What is a Cervical Corpectomy?
Cervical corpectomy or vertebrectomy refers to the removal and replacement of a vertebra and the intervertebral discs above and below it. This is usually done because they are compressing the spinal cord in the neck. A length of bone or a synthetic cage containing bone fragments or artificial bone replaces the vertebra and discs to form a strut to maintain the normal height and alignment of the neck. The bone graft will fuse with the vertebra above and below, to form a solid, stable mass.
A corpectomy can be used to replace a number of adjacent vertebrae, in which case an additional posterior fusion with metal screws and rods may be required to maintain stability of the graft while it fuses.
A cervical corpectomy may be required for patients experiencing pain, weakness or numbness in the arms or legs caused by the compression of the front of the spinal cord. The structures that can compress the anterior spinal cord include the vertebral body, the intervertebral disc and the posterior longitudinal ligament.
Diseases causing this include:
- Infected bone
- Malignant bone
- Fractured vertebral bodies
- Degenerative disc disease
- Spinal instability
- Ossified posterior longitudinal ligament

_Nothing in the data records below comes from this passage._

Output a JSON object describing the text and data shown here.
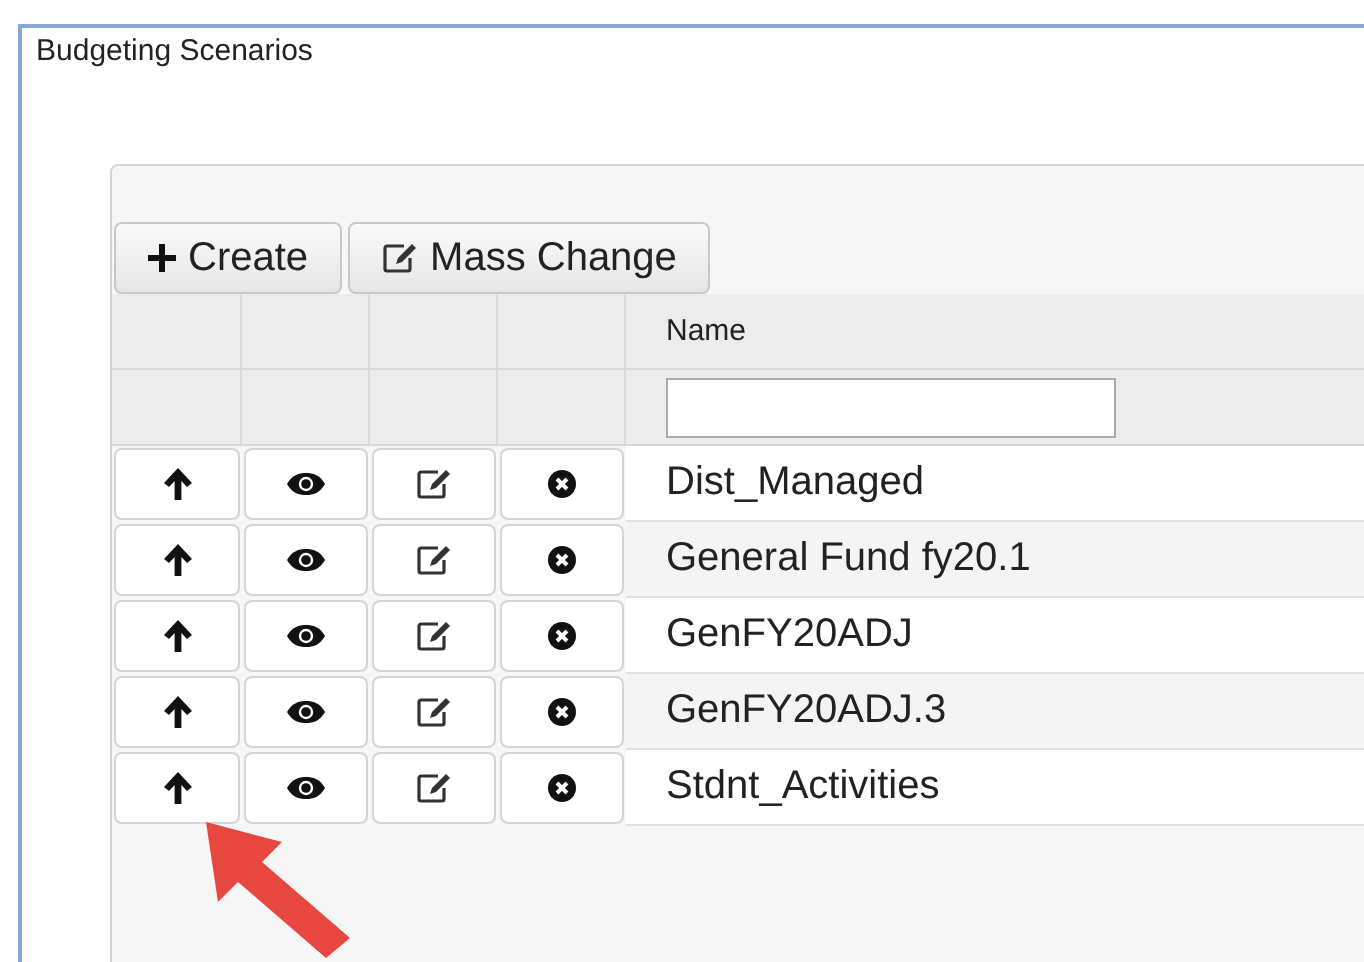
{
  "window": {
    "title": "Budgeting Scenarios"
  },
  "toolbar": {
    "buttons": [
      {
        "label": "Create"
      },
      {
        "label": "Mass Change"
      }
    ]
  },
  "table": {
    "columns": [
      {
        "label": "Name"
      }
    ],
    "rows": [
      {
        "name": "Dist_Managed"
      },
      {
        "name": "General Fund fy20.1"
      },
      {
        "name": "GenFY20ADJ"
      },
      {
        "name": "GenFY20ADJ.3"
      },
      {
        "name": "Stdnt_Activities"
      }
    ]
  }
}
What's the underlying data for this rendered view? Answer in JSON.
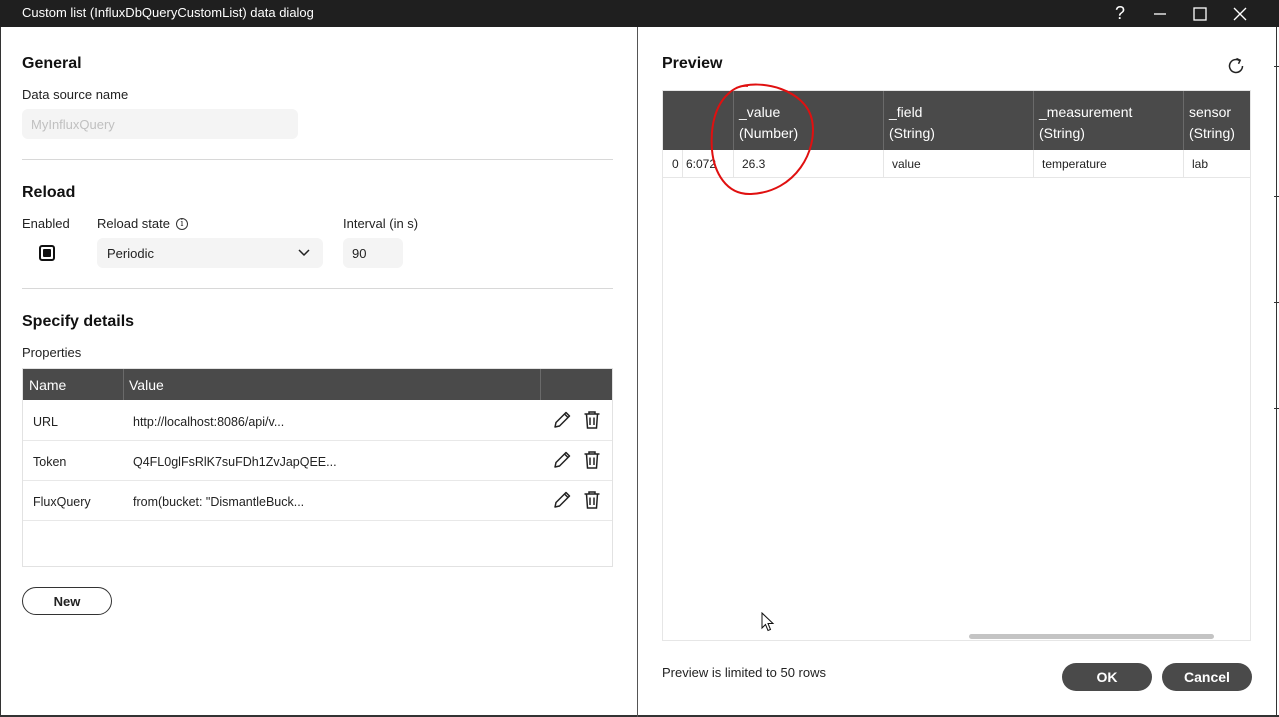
{
  "window": {
    "title": "Custom list (InfluxDbQueryCustomList) data dialog"
  },
  "general": {
    "heading": "General",
    "data_source_label": "Data source name",
    "data_source_placeholder": "MyInfluxQuery"
  },
  "reload": {
    "heading": "Reload",
    "enabled_label": "Enabled",
    "reload_state_label": "Reload state",
    "reload_state_value": "Periodic",
    "interval_label": "Interval (in s)",
    "interval_value": "90"
  },
  "details": {
    "heading": "Specify details",
    "properties_label": "Properties",
    "columns": [
      "Name",
      "Value"
    ],
    "rows": [
      {
        "name": "URL",
        "value": "http://localhost:8086/api/v..."
      },
      {
        "name": "Token",
        "value": "Q4FL0glFsRlK7suFDh1ZvJapQEE..."
      },
      {
        "name": "FluxQuery",
        "value": "from(bucket: \"DismantleBuck..."
      }
    ],
    "new_button": "New"
  },
  "preview": {
    "heading": "Preview",
    "columns": [
      {
        "name": "_value",
        "type": "(Number)"
      },
      {
        "name": "_field",
        "type": "(String)"
      },
      {
        "name": "_measurement",
        "type": "(String)"
      },
      {
        "name": "sensor",
        "type": "(String)"
      }
    ],
    "row": {
      "index": "0",
      "time_fragment": "6:072",
      "cells": [
        "26.3",
        "value",
        "temperature",
        "lab"
      ]
    },
    "limit_note": "Preview is limited to 50 rows"
  },
  "footer": {
    "ok": "OK",
    "cancel": "Cancel"
  },
  "colors": {
    "header_bg": "#4a4a4a",
    "titlebar_bg": "#1f1f1f",
    "annotation": "#e01010"
  }
}
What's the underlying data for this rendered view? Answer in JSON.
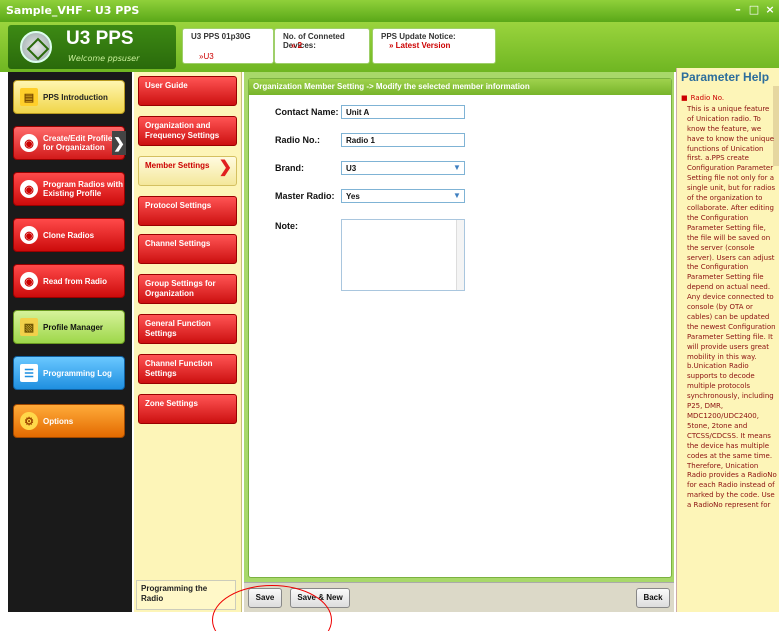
{
  "window": {
    "title": "Sample_VHF - U3 PPS",
    "controls": [
      "minimize",
      "maximize",
      "close"
    ]
  },
  "header": {
    "app_name": "U3 PPS",
    "welcome": "Welcome ppsuser",
    "info": [
      {
        "label": "U3 PPS 01p30G",
        "value": "»U3"
      },
      {
        "label": "No. of Conneted Devices:",
        "value": "» 2"
      },
      {
        "label": "PPS Update Notice:",
        "value": "» Latest Version"
      }
    ]
  },
  "left_nav": [
    {
      "label": "PPS Introduction",
      "style": "yellow",
      "icon": "document-icon"
    },
    {
      "label": "Create/Edit Profiles for Organization",
      "style": "red",
      "icon": "pps-icon",
      "active": true
    },
    {
      "label": "Program Radios with Existing Profile",
      "style": "red",
      "icon": "pps-icon"
    },
    {
      "label": "Clone Radios",
      "style": "red",
      "icon": "pps-icon"
    },
    {
      "label": "Read from Radio",
      "style": "red",
      "icon": "pps-icon"
    },
    {
      "label": "Profile Manager",
      "style": "green",
      "icon": "folder-icon"
    },
    {
      "label": "Programming Log",
      "style": "blue",
      "icon": "log-icon"
    },
    {
      "label": "Options",
      "style": "orange",
      "icon": "gear-icon"
    }
  ],
  "submenu": [
    {
      "label": "User Guide"
    },
    {
      "label": "Organization and Frequency Settings"
    },
    {
      "label": "Member Settings",
      "selected": true
    },
    {
      "label": "Protocol Settings"
    },
    {
      "label": "Channel Settings"
    },
    {
      "label": "Group Settings for Organization"
    },
    {
      "label": "General Function Settings"
    },
    {
      "label": "Channel Function Settings"
    },
    {
      "label": "Zone Settings"
    }
  ],
  "submenu_bottom": "Programming the Radio",
  "main": {
    "heading": "Organization Member Setting -> Modify the selected member information",
    "fields": {
      "contact_name_label": "Contact Name:",
      "contact_name_value": "Unit A",
      "radio_no_label": "Radio No.:",
      "radio_no_value": "Radio 1",
      "brand_label": "Brand:",
      "brand_value": "U3",
      "master_radio_label": "Master Radio:",
      "master_radio_value": "Yes",
      "note_label": "Note:"
    },
    "buttons": {
      "save": "Save",
      "save_new": "Save & New",
      "back": "Back"
    }
  },
  "help": {
    "title": "Parameter Help",
    "heading": "Radio No.",
    "text": "This is a unique feature of Unication radio. To know the feature, we have to know the unique functions of Unication first. a.PPS create Configuration Parameter Setting file not only for a single unit, but for radios of the organization to collaborate. After editing the Configuration Parameter Setting file, the file will be saved on the server (console server). Users can adjust the Configuration Parameter Setting file depend on actual need. Any device connected to console (by OTA or cables) can be updated the newest Configuration Parameter Setting file. It will provide users great mobility in this way. b.Unication Radio supports to decode multiple protocols synchronously, including P25, DMR, MDC1200/UDC2400, 5tone, 2tone and CTCSS/CDCSS. It means the device has multiple codes at the same time. Therefore, Unication Radio provides a RadioNo for each Radio instead of marked by the code. Use a RadioNo represent for"
  },
  "colors": {
    "brand_green": "#6fb622",
    "nav_red": "#cc0b0b",
    "help_text": "#8b1010",
    "annotation": "#e00000"
  }
}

The goals of a cervical corpectomy are to remove any pressure from the adjacent spinal cord, and to stabilize the spine in a pain-free, normal alignment.